This story is part of our series Unhealthy Wisconsin, which examines areas where Wisconsin falls short in well-being.
At the peak of his powers, Montee Ball was a star running back for the Wisconsin Badgers; a Heisman finalist in 2011 who was setting records and getting drafted by the Denver Broncos. Yet, along the way, Ball succumbed to a vice all too familiar to Wisconsin: alcohol.
Ball got cut from the Broncos and then the Patriots and was arrested for domestic violence driven by his alcoholism. Since reaching those lows, Ball has published a memoir and worked in alcohol-addiction support and outreach programs. He visited his alma mater in March to speak to current Badgers.
Ball was introduced to football at an early age. Football took a toll on his body, which meant turning to alcohol at an early age.
“There is this medication out there that will help me to relieve some stress. That’s when the seed was planted, right there in high school,” Ball said.
Ball’s collegiate career brought him and his family to Wisconsin, home to a drinking culture that was tough to fight.
“The drinking culture here was a cultural shock. We all know where this school is ranked when it comes to partying. Coming onto campus wide eyed, ready to hit the ground running, I did not prepare for those stressors,” Ball said.
The warning signs appeared in his time at the University of Wisconsin-Madison, but Ball neglected them.
“It was very difficult to see those red flags because I was still having success on the field,” he said. He covered up his alcoholism by jogging extra miles and skipping meals to prevent noticeable weight gain from consuming alcohol.
After his storied four-year career as a Badger, Ball’s family was thrilled when the Broncos drafted him in 2013
However, Ball continued to conceal his alcoholism as a professional, sometimes entering training facilities early to shower and use the steam room to rid himself of the smell of alcohol.

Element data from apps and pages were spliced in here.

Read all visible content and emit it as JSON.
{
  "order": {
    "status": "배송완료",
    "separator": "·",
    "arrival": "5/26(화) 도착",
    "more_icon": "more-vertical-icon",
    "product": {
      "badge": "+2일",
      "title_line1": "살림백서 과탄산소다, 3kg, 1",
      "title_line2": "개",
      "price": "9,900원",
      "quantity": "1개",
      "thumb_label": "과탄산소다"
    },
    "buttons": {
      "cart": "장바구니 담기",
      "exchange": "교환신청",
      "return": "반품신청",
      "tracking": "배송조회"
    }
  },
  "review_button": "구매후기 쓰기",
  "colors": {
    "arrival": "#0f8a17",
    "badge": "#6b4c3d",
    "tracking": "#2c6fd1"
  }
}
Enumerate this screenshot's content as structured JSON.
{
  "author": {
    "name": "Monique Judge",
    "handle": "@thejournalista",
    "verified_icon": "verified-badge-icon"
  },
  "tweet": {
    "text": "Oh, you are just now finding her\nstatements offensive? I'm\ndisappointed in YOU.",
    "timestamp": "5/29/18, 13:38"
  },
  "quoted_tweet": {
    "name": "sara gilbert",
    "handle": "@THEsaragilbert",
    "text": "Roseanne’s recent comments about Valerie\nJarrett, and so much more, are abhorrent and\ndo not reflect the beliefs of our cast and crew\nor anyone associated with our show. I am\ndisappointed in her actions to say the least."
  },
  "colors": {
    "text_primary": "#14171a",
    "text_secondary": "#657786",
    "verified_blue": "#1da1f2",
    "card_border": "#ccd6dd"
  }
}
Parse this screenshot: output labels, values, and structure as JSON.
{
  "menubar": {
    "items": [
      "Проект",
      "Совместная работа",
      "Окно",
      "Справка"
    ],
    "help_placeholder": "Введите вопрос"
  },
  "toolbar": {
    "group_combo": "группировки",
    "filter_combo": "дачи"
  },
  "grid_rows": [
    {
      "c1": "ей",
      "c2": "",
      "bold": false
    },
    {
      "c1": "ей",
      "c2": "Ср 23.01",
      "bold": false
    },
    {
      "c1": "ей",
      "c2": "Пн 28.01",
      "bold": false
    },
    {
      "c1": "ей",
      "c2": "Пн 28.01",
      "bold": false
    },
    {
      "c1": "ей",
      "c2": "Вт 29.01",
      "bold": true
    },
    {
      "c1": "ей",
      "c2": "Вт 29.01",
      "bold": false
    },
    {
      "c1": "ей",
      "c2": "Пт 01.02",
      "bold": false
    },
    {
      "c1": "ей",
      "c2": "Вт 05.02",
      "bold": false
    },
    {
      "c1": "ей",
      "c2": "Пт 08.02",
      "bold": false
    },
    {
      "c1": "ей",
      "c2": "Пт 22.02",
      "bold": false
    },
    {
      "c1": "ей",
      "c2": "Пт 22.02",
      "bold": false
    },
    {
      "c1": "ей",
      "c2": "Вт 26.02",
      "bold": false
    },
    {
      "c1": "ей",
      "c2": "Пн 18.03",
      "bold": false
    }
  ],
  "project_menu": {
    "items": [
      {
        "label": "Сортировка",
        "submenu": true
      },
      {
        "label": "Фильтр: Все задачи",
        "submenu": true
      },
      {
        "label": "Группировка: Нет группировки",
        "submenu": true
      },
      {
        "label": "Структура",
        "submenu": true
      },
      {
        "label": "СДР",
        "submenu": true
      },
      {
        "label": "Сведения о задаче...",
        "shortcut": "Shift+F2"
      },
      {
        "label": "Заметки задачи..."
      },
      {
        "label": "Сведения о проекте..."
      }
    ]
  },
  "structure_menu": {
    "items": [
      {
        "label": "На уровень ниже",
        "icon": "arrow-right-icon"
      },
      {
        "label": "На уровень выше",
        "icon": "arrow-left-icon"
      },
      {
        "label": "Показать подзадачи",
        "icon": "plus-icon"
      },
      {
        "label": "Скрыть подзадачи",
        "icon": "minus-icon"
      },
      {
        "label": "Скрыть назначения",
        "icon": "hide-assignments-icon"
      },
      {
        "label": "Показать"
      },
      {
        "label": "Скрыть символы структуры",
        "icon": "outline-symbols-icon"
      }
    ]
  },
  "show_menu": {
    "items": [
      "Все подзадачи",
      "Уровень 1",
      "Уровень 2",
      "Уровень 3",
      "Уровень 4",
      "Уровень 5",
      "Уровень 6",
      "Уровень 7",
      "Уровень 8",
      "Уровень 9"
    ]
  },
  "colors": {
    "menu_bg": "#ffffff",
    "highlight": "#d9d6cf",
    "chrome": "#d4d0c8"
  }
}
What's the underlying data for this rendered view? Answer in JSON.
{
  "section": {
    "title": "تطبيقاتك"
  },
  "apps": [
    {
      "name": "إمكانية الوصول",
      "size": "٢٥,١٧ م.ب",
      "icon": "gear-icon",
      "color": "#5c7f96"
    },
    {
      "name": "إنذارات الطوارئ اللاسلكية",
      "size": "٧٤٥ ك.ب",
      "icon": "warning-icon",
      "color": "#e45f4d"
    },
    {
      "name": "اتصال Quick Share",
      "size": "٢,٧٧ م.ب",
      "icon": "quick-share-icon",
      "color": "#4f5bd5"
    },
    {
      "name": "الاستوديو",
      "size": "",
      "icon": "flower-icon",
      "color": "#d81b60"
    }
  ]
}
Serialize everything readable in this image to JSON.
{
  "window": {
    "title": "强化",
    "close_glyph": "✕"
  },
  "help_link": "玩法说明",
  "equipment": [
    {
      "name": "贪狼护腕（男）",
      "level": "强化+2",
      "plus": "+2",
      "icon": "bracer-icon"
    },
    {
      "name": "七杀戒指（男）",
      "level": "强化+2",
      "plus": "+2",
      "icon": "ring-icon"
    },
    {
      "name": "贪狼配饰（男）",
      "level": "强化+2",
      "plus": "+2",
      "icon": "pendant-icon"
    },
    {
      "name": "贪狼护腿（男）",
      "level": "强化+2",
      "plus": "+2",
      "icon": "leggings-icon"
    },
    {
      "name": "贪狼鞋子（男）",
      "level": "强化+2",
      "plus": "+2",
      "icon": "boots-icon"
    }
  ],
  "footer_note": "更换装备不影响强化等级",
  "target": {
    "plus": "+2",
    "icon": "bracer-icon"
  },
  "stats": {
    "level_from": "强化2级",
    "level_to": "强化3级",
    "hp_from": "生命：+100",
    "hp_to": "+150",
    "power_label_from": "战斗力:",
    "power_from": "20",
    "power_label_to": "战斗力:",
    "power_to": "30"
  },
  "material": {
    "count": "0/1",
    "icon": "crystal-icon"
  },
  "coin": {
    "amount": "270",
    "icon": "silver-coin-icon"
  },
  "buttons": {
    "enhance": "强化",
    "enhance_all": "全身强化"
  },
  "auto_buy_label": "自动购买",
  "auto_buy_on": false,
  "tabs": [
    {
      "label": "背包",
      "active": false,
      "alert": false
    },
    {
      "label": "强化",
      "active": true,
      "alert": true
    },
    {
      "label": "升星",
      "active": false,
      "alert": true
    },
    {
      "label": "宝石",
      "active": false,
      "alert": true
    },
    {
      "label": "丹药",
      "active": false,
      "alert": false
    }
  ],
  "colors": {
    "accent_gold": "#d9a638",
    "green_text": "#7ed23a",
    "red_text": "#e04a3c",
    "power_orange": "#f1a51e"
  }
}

“Just unfortunate that that plan didn’t become a red flag for me in the moment,” he said. “I literally would never sacrifice the bottle for my dream, and I lost my dream.”
By 2015, the Broncos cut him from their squad. He joined the New England Patriots’ training squad, but the Patriots released during a dark turn in his life. In February 2016, Ball was arrested after his girlfriend told police he had drunkenly thrown her across their Madison hotel room. A previous girlfriend later told police that Ball had assaulted her two years earlier.
Ball said he spent three days in jail while the Broncos beat the Carolina Panthers in Super Bowl 50. An inmate pointed out during the game the life he had thrown away, and Ball could no longer mask his emotions. “I turned around and faced the wall, and I started crying,” he said.
After pleading guilty to two charges of disorderly conduct and one charge of battery, Ball was sentenced to 60 days in jail and 18 months in probation. He was released on bail but later found guilty of bail jumping in Whitewater as he visited a bar when his bail conditions prohibited it.
Ball said his life changed with the birth of his son Maverick. He realized how his actions would directly affect another person. Ball said his parents encouraged him to join therapy. He stressed the importance of acceptance and therapy to the audience. Taking these steps and making these realizations propelled Ball to sobriety and stability.